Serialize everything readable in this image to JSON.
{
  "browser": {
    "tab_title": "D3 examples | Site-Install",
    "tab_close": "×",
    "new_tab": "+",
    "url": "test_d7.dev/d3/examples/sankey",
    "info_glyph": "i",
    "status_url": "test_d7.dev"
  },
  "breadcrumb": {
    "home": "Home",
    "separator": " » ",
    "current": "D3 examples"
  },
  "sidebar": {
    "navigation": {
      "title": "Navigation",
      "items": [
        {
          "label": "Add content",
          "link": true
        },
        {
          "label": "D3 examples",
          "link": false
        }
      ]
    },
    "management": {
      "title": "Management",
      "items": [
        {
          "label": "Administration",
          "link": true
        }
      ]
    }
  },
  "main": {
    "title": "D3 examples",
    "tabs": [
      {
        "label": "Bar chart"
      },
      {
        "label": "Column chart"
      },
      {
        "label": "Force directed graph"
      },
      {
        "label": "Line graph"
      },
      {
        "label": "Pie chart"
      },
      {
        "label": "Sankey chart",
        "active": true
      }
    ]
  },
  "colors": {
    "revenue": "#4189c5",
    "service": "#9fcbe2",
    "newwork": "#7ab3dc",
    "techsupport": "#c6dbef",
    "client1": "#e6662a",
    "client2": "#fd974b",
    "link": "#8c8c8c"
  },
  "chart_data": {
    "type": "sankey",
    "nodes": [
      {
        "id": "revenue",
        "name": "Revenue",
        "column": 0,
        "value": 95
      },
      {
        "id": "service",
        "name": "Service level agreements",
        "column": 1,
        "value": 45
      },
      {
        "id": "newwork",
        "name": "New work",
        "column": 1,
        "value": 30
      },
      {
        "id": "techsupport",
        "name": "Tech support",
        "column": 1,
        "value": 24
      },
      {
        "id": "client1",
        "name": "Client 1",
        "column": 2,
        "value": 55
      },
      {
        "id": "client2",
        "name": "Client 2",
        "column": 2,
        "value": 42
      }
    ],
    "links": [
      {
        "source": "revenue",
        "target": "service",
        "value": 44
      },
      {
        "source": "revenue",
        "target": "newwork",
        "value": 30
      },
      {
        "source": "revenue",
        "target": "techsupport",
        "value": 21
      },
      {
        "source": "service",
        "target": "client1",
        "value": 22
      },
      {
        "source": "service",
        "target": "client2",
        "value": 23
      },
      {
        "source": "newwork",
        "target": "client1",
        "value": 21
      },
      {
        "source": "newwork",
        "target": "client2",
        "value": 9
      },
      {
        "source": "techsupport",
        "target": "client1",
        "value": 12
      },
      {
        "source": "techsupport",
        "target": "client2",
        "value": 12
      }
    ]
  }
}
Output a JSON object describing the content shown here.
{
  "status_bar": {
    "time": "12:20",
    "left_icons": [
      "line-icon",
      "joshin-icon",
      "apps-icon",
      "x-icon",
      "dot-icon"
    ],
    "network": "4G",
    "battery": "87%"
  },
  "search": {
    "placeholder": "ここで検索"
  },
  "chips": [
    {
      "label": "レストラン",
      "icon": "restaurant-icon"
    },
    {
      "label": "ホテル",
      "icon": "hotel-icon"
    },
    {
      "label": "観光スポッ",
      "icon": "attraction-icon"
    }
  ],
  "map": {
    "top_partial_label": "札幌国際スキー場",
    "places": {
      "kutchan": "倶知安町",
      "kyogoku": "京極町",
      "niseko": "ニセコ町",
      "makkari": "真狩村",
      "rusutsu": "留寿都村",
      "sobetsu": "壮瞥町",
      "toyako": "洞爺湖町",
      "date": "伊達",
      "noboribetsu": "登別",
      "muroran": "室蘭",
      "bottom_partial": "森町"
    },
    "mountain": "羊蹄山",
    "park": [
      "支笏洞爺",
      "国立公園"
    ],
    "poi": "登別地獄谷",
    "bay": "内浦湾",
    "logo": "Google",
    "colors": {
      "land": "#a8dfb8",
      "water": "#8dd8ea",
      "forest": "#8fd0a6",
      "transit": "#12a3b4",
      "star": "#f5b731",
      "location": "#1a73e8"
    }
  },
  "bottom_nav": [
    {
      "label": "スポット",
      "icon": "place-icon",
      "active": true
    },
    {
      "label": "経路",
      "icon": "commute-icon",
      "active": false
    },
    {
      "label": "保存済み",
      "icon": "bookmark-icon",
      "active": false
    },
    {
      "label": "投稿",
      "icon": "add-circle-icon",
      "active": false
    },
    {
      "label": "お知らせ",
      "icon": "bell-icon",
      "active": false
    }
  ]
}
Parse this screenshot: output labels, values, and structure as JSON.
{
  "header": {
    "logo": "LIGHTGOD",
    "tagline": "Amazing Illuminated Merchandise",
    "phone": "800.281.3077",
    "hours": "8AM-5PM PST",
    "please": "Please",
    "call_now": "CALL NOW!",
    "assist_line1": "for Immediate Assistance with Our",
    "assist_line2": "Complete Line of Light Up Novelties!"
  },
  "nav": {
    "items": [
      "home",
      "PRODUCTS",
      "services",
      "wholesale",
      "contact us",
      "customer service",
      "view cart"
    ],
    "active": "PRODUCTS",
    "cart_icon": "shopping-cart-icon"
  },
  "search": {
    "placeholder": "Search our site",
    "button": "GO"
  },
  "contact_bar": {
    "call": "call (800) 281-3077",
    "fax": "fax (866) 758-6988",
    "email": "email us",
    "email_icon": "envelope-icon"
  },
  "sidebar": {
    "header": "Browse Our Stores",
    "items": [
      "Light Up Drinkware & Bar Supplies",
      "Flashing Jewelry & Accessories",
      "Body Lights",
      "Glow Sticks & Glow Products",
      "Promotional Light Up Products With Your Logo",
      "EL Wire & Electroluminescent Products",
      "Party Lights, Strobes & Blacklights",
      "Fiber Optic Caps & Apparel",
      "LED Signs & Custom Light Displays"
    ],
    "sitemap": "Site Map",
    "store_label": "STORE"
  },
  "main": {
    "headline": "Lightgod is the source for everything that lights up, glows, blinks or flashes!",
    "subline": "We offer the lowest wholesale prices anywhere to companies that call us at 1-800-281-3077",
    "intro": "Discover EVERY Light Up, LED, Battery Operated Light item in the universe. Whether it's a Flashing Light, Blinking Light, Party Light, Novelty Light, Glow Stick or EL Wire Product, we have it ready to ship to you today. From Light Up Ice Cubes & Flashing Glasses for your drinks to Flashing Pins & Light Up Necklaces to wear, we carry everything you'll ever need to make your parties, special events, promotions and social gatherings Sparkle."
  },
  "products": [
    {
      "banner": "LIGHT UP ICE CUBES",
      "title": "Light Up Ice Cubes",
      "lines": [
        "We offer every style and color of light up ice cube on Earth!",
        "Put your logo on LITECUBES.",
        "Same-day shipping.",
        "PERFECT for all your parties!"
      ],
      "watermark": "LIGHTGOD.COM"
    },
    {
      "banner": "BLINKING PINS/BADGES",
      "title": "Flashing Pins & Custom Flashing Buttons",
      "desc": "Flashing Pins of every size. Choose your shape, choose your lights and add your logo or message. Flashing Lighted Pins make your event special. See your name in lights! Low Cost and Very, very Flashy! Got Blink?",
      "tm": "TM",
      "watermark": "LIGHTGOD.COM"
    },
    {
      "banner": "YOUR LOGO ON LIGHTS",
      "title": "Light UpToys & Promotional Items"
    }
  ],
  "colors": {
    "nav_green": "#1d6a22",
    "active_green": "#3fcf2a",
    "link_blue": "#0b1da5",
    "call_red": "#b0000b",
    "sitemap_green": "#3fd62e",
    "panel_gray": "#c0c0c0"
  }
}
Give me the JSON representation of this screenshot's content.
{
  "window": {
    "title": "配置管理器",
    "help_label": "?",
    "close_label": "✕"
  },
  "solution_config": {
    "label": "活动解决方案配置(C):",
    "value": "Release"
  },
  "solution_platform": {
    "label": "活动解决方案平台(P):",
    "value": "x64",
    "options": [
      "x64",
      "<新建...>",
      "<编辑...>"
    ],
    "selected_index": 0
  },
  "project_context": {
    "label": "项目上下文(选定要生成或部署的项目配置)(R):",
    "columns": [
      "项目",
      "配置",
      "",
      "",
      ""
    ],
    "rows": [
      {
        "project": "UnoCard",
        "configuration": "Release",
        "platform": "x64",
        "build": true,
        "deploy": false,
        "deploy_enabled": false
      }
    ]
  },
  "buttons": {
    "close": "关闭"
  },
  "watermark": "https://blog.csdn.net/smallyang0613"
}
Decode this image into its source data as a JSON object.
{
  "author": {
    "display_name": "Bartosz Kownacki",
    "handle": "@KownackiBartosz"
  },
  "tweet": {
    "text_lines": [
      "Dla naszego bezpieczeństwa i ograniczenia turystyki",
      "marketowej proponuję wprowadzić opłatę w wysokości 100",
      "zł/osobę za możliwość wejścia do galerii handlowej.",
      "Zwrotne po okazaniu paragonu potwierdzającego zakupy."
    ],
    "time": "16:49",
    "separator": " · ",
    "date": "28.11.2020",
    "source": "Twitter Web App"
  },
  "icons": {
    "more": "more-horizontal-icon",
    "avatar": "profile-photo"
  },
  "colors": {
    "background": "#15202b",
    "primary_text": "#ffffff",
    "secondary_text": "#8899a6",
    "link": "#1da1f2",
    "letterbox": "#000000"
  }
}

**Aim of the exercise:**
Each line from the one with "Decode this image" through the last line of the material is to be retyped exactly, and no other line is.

**Answer for the task:**
Decode this image into its source data as a JSON object.
{
  "author": {
    "display_name": "Bartosz Kownacki",
    "handle": "@KownackiBartosz"
  },
  "tweet": {
    "text_lines": [
      "Dla naszego bezpieczeństwa i ograniczenia turystyki",
      "marketowej proponuję wprowadzić opłatę w wysokości 100",
      "zł/osobę za możliwość wejścia do galerii handlowej.",
      "Zwrotne po okazaniu paragonu potwierdzającego zakupy."
    ],
    "time": "16:49",
    "separator": " · ",
    "date": "28.11.2020",
    "source": "Twitter Web App"
  },
  "icons": {
    "more": "more-horizontal-icon",
    "avatar": "profile-photo"
  },
  "colors": {
    "background": "#15202b",
    "primary_text": "#ffffff",
    "secondary_text": "#8899a6",
    "link": "#1da1f2",
    "letterbox": "#000000"
  }
}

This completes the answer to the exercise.